The politics of Northern Ireland are unambiguously gendered, yet gender has remained a largely ignored variable in explaining the ongoing conflict between the province’s “two communities.” Some recent scholarship in Northern Ireland has highlighted women’s historical exclusion from the formal political structures of the state and women’s marginalized yet significant informal political participation in grassroots/community organizations.2 This research demonstrates that Northern Ireland’s political system is very conservative, patriarchal, and essentially closed to women, despite a limited but vibrant women’s movement. Some feminists have gone as far as to characterize Northern Ireland as an “armed patriarchy.”3 However, our interest here is not so much the role of women in/outside of the formal and informal political structures in Northern Ireland or in the course of the Troubles. Rather, we shall examine the gender construc-tions found in sectarian identities and symbols. While no single variable can possibly explain the complex layers of conflict in Northern Ireland, such an

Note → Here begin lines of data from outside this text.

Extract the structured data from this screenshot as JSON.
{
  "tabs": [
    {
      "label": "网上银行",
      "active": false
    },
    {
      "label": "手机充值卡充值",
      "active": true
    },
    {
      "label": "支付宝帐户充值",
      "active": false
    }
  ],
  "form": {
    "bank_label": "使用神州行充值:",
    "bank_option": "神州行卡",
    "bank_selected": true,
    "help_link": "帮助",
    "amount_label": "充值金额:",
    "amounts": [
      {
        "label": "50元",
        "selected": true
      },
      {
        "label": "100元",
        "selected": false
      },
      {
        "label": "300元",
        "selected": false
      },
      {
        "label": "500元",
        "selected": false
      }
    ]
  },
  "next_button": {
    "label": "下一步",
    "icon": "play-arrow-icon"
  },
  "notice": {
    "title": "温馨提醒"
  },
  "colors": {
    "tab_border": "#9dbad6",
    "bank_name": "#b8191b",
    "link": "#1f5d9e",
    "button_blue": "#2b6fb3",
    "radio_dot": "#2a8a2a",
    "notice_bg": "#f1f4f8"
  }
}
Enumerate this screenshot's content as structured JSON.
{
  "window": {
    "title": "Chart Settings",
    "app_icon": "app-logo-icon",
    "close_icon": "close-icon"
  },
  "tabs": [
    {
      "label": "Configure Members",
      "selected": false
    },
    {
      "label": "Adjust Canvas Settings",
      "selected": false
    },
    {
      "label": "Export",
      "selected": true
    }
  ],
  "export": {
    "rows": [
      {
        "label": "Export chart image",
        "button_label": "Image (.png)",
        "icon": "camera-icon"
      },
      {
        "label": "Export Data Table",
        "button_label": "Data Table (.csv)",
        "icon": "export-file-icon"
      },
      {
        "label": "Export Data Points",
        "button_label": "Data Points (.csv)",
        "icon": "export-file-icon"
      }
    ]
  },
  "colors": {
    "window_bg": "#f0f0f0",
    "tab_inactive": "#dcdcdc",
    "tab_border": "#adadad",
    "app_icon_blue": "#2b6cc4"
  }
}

examination can show how central gender politics is to the perpetuation of the “Troubles.” Such a gender analysis not only illustrates the circumscribed spaces for women in the conflict but also reveals the deeper nature of the political projects of the “two communities” in Northern Ireland. Both the Protestant/unionist/loyalist identity and the Catholic/nation-alist/ republican identity are constructed and highly gendered, albeit in different ways. The Protestant/unionist/loyalist identity draws heavily on masculine/ warrior symbols with virtually no room for feminine symbols, thus reflecting the staunchly patriarchal values of unionism, its preoccupation with allegiance to the British state, and its exclusion of women from political leadership. The Catholic/nationalist/republican identity draws on masculine symbols but also makes room for powerful feminine symbols, thus reflecting (creating?) more space for women to participate in the nationalist struggle. By considering the gender constructions used in the sectarian symbol systems and identities, it may be possible to locate and explain the political spaces available-or not available-to women. More importantly, such an analysis reveals the deeper nature of the conflict as a political one centering on state versus nation rather than about equally competing ethnic identities or nationalisms per se. Finally, it suggests that there are deeper obstacles to resolving the “Troubles” in Northern Ireland than those traditionally recognized.